[Start of section]
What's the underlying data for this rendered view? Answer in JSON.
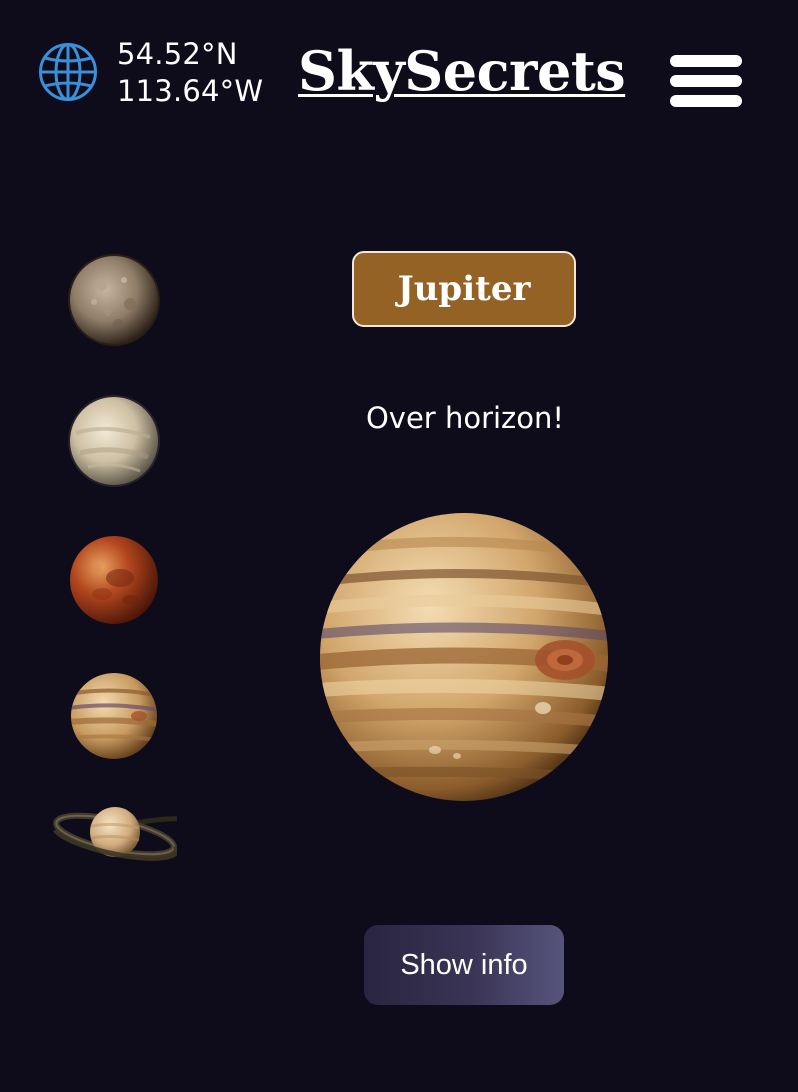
{
  "header": {
    "globe_icon": "globe-icon",
    "latitude": "54.52°N",
    "longitude": "113.64°W",
    "app_title": "SkySecrets",
    "menu_icon": "hamburger-menu-icon"
  },
  "planets": [
    {
      "name": "Mercury",
      "icon": "mercury-icon"
    },
    {
      "name": "Venus",
      "icon": "venus-icon"
    },
    {
      "name": "Mars",
      "icon": "mars-icon"
    },
    {
      "name": "Jupiter",
      "icon": "jupiter-icon"
    },
    {
      "name": "Saturn",
      "icon": "saturn-icon"
    }
  ],
  "selected": {
    "name": "Jupiter",
    "status": "Over horizon!"
  },
  "actions": {
    "show_info_label": "Show info"
  },
  "colors": {
    "background": "#0e0c1b",
    "accent_button": "#946225",
    "globe": "#3b8fd9"
  }
}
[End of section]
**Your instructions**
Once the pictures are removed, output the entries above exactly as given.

**Output for this task**
What's the underlying data for this rendered view? Answer in JSON.
{
  "header": {
    "globe_icon": "globe-icon",
    "latitude": "54.52°N",
    "longitude": "113.64°W",
    "app_title": "SkySecrets",
    "menu_icon": "hamburger-menu-icon"
  },
  "planets": [
    {
      "name": "Mercury",
      "icon": "mercury-icon"
    },
    {
      "name": "Venus",
      "icon": "venus-icon"
    },
    {
      "name": "Mars",
      "icon": "mars-icon"
    },
    {
      "name": "Jupiter",
      "icon": "jupiter-icon"
    },
    {
      "name": "Saturn",
      "icon": "saturn-icon"
    }
  ],
  "selected": {
    "name": "Jupiter",
    "status": "Over horizon!"
  },
  "actions": {
    "show_info_label": "Show info"
  },
  "colors": {
    "background": "#0e0c1b",
    "accent_button": "#946225",
    "globe": "#3b8fd9"
  }
}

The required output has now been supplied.